### PROBLEM
Please give all of the data again, character for character, and drop the pictures.

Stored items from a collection
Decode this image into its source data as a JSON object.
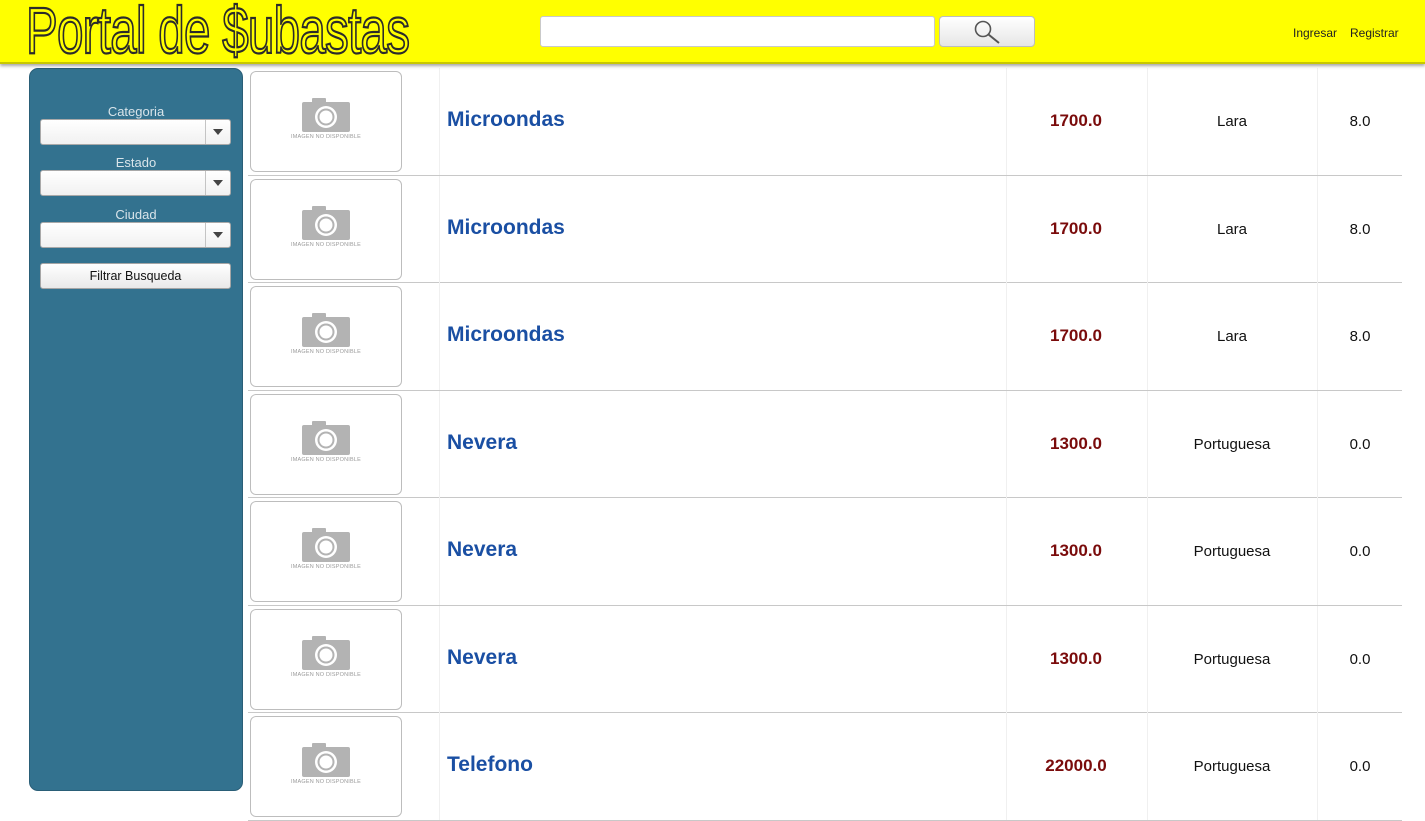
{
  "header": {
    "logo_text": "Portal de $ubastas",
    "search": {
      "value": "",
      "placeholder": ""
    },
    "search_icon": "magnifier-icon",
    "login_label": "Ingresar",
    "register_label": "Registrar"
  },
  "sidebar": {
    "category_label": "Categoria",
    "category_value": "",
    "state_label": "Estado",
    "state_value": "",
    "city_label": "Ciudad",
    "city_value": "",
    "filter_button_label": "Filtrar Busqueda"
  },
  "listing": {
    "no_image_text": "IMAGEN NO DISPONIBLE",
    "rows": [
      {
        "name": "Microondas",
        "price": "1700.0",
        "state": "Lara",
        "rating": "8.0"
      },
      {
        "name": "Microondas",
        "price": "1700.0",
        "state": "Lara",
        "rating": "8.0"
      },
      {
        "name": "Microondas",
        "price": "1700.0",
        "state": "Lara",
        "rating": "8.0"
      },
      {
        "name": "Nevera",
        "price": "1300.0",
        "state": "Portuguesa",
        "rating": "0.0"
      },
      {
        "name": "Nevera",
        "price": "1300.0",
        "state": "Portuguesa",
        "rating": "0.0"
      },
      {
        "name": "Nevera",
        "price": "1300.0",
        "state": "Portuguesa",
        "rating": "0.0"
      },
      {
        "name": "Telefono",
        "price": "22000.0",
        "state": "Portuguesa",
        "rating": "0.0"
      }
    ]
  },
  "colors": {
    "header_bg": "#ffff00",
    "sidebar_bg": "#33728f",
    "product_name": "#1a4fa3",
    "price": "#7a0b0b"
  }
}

### TASK ANSWER
Decode this image into its source data as a JSON object.
{
  "header": {
    "logo_text": "Portal de $ubastas",
    "search": {
      "value": "",
      "placeholder": ""
    },
    "search_icon": "magnifier-icon",
    "login_label": "Ingresar",
    "register_label": "Registrar"
  },
  "sidebar": {
    "category_label": "Categoria",
    "category_value": "",
    "state_label": "Estado",
    "state_value": "",
    "city_label": "Ciudad",
    "city_value": "",
    "filter_button_label": "Filtrar Busqueda"
  },
  "listing": {
    "no_image_text": "IMAGEN NO DISPONIBLE",
    "rows": [
      {
        "name": "Microondas",
        "price": "1700.0",
        "state": "Lara",
        "rating": "8.0"
      },
      {
        "name": "Microondas",
        "price": "1700.0",
        "state": "Lara",
        "rating": "8.0"
      },
      {
        "name": "Microondas",
        "price": "1700.0",
        "state": "Lara",
        "rating": "8.0"
      },
      {
        "name": "Nevera",
        "price": "1300.0",
        "state": "Portuguesa",
        "rating": "0.0"
      },
      {
        "name": "Nevera",
        "price": "1300.0",
        "state": "Portuguesa",
        "rating": "0.0"
      },
      {
        "name": "Nevera",
        "price": "1300.0",
        "state": "Portuguesa",
        "rating": "0.0"
      },
      {
        "name": "Telefono",
        "price": "22000.0",
        "state": "Portuguesa",
        "rating": "0.0"
      }
    ]
  },
  "colors": {
    "header_bg": "#ffff00",
    "sidebar_bg": "#33728f",
    "product_name": "#1a4fa3",
    "price": "#7a0b0b"
  }
}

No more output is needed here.